[[ DATA FOR ANALYSIS, beginning ]]

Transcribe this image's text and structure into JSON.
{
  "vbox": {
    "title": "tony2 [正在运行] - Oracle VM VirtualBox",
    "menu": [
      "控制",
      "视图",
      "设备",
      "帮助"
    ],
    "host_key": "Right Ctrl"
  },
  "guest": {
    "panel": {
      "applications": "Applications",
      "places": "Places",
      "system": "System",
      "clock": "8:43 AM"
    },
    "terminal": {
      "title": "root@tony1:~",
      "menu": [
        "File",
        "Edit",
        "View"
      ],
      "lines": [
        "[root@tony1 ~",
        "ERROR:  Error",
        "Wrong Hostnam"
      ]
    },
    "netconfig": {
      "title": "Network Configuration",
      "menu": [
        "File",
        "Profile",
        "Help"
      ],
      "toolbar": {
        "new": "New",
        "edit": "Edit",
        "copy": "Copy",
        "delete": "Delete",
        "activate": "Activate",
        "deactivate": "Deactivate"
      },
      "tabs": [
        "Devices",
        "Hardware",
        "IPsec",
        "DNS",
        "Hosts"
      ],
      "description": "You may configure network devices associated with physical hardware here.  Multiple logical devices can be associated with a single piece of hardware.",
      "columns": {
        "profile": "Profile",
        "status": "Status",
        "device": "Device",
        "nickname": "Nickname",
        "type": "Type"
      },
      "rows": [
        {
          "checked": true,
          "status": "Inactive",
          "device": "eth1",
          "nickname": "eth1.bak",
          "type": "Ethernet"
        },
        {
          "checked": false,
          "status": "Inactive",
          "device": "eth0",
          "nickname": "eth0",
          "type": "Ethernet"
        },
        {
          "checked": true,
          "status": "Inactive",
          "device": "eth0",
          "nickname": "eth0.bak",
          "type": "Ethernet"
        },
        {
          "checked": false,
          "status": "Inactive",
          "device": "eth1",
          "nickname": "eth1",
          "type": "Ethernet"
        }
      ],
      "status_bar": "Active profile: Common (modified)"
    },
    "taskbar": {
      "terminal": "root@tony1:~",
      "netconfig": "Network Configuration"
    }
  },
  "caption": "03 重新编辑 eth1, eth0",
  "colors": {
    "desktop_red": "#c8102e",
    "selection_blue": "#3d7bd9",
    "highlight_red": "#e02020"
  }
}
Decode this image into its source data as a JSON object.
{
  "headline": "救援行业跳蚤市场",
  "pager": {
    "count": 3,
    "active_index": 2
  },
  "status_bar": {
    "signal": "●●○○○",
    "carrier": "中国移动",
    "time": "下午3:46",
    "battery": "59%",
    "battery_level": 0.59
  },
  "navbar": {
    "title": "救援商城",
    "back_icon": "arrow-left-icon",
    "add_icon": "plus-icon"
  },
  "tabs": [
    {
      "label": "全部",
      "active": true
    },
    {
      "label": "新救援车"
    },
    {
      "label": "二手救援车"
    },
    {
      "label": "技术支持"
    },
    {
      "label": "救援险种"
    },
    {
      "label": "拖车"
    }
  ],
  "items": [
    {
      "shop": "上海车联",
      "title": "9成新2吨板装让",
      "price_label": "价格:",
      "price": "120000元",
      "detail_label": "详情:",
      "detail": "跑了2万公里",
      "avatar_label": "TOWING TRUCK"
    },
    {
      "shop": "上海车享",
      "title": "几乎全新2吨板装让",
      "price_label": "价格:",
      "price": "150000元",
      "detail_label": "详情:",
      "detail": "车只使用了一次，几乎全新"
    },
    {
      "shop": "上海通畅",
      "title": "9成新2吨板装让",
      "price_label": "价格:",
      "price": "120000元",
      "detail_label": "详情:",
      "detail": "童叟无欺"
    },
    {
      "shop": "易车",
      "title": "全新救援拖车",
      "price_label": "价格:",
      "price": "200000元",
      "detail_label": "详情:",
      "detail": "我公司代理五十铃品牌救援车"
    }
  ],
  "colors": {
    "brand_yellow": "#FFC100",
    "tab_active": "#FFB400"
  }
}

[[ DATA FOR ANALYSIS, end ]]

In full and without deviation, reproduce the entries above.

_TASK SOLUTION_:
Transcribe this image's text and structure into JSON.
{
  "vbox": {
    "title": "tony2 [正在运行] - Oracle VM VirtualBox",
    "menu": [
      "控制",
      "视图",
      "设备",
      "帮助"
    ],
    "host_key": "Right Ctrl"
  },
  "guest": {
    "panel": {
      "applications": "Applications",
      "places": "Places",
      "system": "System",
      "clock": "8:43 AM"
    },
    "terminal": {
      "title": "root@tony1:~",
      "menu": [
        "File",
        "Edit",
        "View"
      ],
      "lines": [
        "[root@tony1 ~",
        "ERROR:  Error",
        "Wrong Hostnam"
      ]
    },
    "netconfig": {
      "title": "Network Configuration",
      "menu": [
        "File",
        "Profile",
        "Help"
      ],
      "toolbar": {
        "new": "New",
        "edit": "Edit",
        "copy": "Copy",
        "delete": "Delete",
        "activate": "Activate",
        "deactivate": "Deactivate"
      },
      "tabs": [
        "Devices",
        "Hardware",
        "IPsec",
        "DNS",
        "Hosts"
      ],
      "description": "You may configure network devices associated with physical hardware here.  Multiple logical devices can be associated with a single piece of hardware.",
      "columns": {
        "profile": "Profile",
        "status": "Status",
        "device": "Device",
        "nickname": "Nickname",
        "type": "Type"
      },
      "rows": [
        {
          "checked": true,
          "status": "Inactive",
          "device": "eth1",
          "nickname": "eth1.bak",
          "type": "Ethernet"
        },
        {
          "checked": false,
          "status": "Inactive",
          "device": "eth0",
          "nickname": "eth0",
          "type": "Ethernet"
        },
        {
          "checked": true,
          "status": "Inactive",
          "device": "eth0",
          "nickname": "eth0.bak",
          "type": "Ethernet"
        },
        {
          "checked": false,
          "status": "Inactive",
          "device": "eth1",
          "nickname": "eth1",
          "type": "Ethernet"
        }
      ],
      "status_bar": "Active profile: Common (modified)"
    },
    "taskbar": {
      "terminal": "root@tony1:~",
      "netconfig": "Network Configuration"
    }
  },
  "caption": "03 重新编辑 eth1, eth0",
  "colors": {
    "desktop_red": "#c8102e",
    "selection_blue": "#3d7bd9",
    "highlight_red": "#e02020"
  }
}
Decode this image into its source data as a JSON object.
{
  "headline": "救援行业跳蚤市场",
  "pager": {
    "count": 3,
    "active_index": 2
  },
  "status_bar": {
    "signal": "●●○○○",
    "carrier": "中国移动",
    "time": "下午3:46",
    "battery": "59%",
    "battery_level": 0.59
  },
  "navbar": {
    "title": "救援商城",
    "back_icon": "arrow-left-icon",
    "add_icon": "plus-icon"
  },
  "tabs": [
    {
      "label": "全部",
      "active": true
    },
    {
      "label": "新救援车"
    },
    {
      "label": "二手救援车"
    },
    {
      "label": "技术支持"
    },
    {
      "label": "救援险种"
    },
    {
      "label": "拖车"
    }
  ],
  "items": [
    {
      "shop": "上海车联",
      "title": "9成新2吨板装让",
      "price_label": "价格:",
      "price": "120000元",
      "detail_label": "详情:",
      "detail": "跑了2万公里",
      "avatar_label": "TOWING TRUCK"
    },
    {
      "shop": "上海车享",
      "title": "几乎全新2吨板装让",
      "price_label": "价格:",
      "price": "150000元",
      "detail_label": "详情:",
      "detail": "车只使用了一次，几乎全新"
    },
    {
      "shop": "上海通畅",
      "title": "9成新2吨板装让",
      "price_label": "价格:",
      "price": "120000元",
      "detail_label": "详情:",
      "detail": "童叟无欺"
    },
    {
      "shop": "易车",
      "title": "全新救援拖车",
      "price_label": "价格:",
      "price": "200000元",
      "detail_label": "详情:",
      "detail": "我公司代理五十铃品牌救援车"
    }
  ],
  "colors": {
    "brand_yellow": "#FFC100",
    "tab_active": "#FFB400"
  }
}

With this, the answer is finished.